BOGOTA: A car bomb exploded at a police academy in Colombia’s capital Bogota on Thursday, killing at least eight people and wounding 10 in what the authorities condemned as terrorism.
The bomb at the General Santander School in the south of the capital shattered windows of apartments in the area around the academy. The vehicle rammed into the academy grounds before the explosion, witnesses told reporters.
President Ivan Duque called the bomb a “miserable terrorist act … against our police” and said he was returning to the capital from the west of the country, where he had been attending a meeting on security.
He said he had ordered security forces to find the perpetrators and bring them to justice.
The Defence Ministry said in a statement that eight people were killed and 10 wounded, but did not say if the casualties were police or civilians.
A police helicopter hovered over the area and family members of cadets at the academy were gathered, many crying as they sought information.
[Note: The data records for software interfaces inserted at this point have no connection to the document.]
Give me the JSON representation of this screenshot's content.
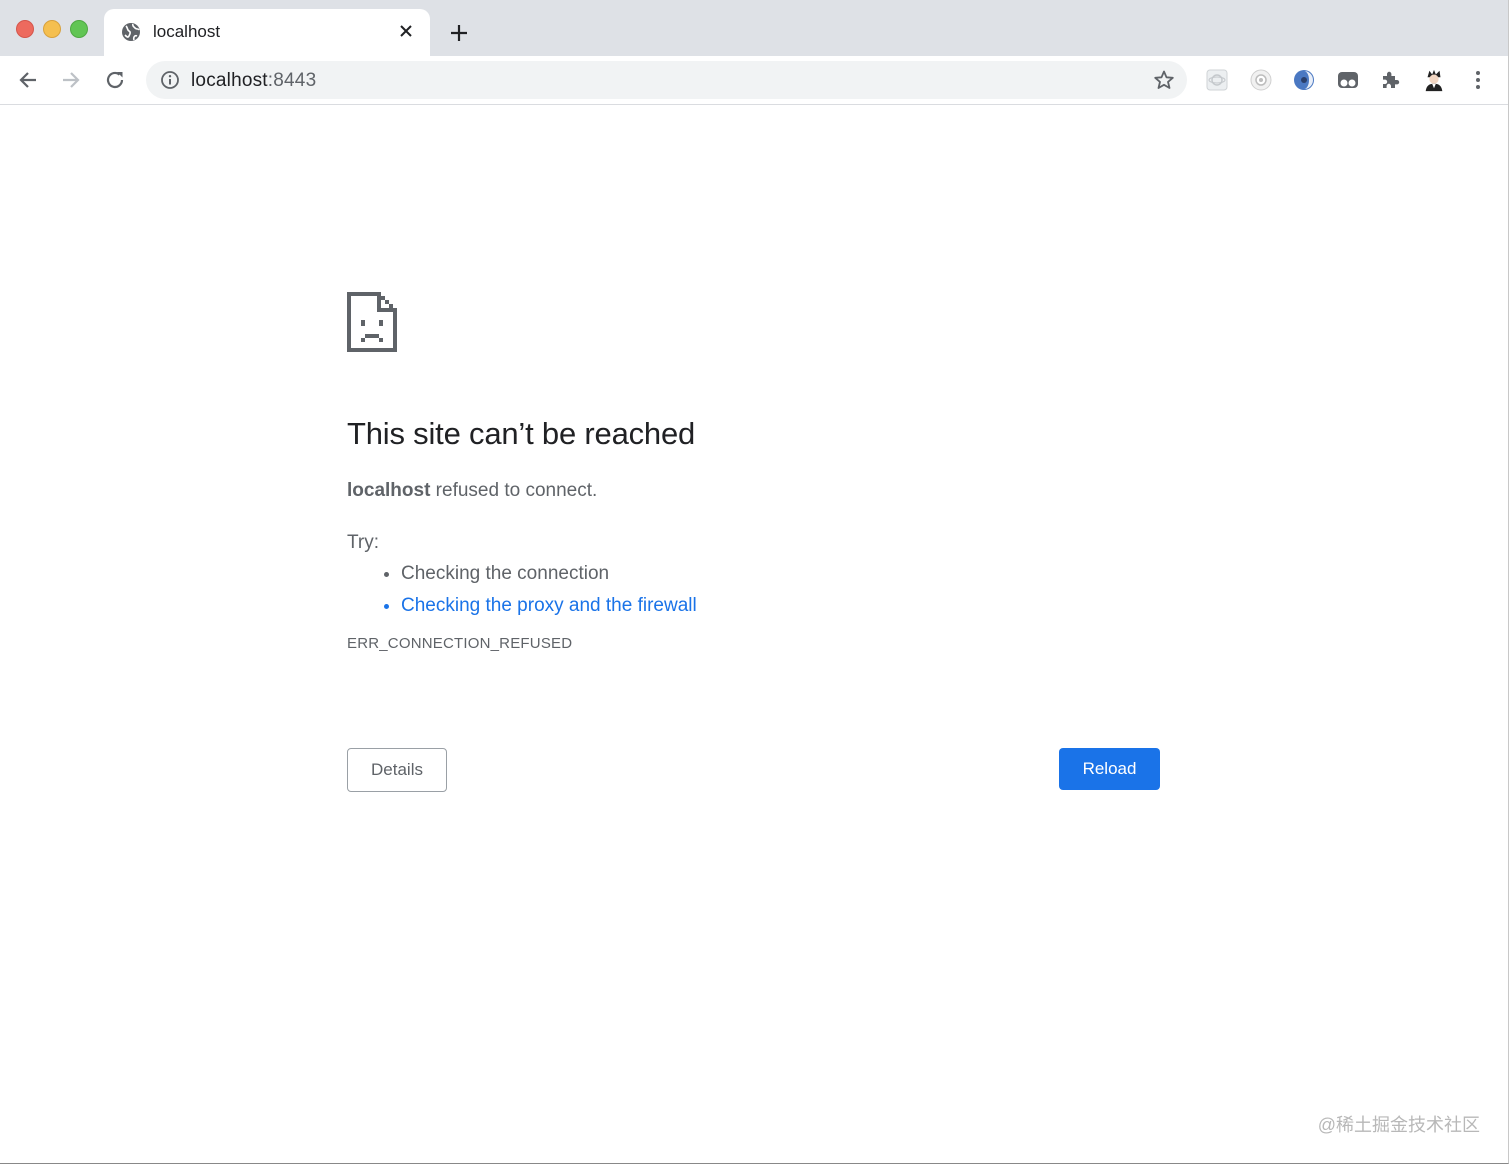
{
  "tab": {
    "title": "localhost"
  },
  "omnibox": {
    "host": "localhost",
    "port": ":8443"
  },
  "error_page": {
    "heading": "This site can’t be reached",
    "host_bold": "localhost",
    "subtitle_rest": " refused to connect.",
    "try_label": "Try:",
    "suggestions": [
      "Checking the connection",
      "Checking the proxy and the firewall"
    ],
    "error_code": "ERR_CONNECTION_REFUSED",
    "details_label": "Details",
    "reload_label": "Reload"
  },
  "watermark": "@稀土掘金技术社区",
  "colors": {
    "accent": "#1a73e8",
    "text_primary": "#202124",
    "text_secondary": "#5f6368",
    "tabstrip": "#dee1e6"
  },
  "icons": {
    "tab_favicon": "globe-icon",
    "tab_close": "close-icon",
    "new_tab": "plus-icon",
    "back": "arrow-left-icon",
    "forward": "arrow-right-icon",
    "reload": "reload-icon",
    "site_info": "info-icon",
    "bookmark": "star-icon",
    "extensions": "puzzle-icon",
    "menu": "kebab-menu-icon",
    "error": "sad-document-icon"
  }
}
Ambulances were still leaving the scene.
There was no word yet on who might be behind the explosion.
Car bombs were frequent during decades of civil war between the state and various leftist rebel groups, as well as in the violence involving the Medellin drug cartel led by dead drug lord Pablo Escobar.
The worst of the war ended when the government reached a peace agreement with the Revolutionary Armed Forces of Colombia (FARC) in 2016.
Images on social media showed the remains of a vehicle in flames in the parking area of the police school, and emergency responders at the scene.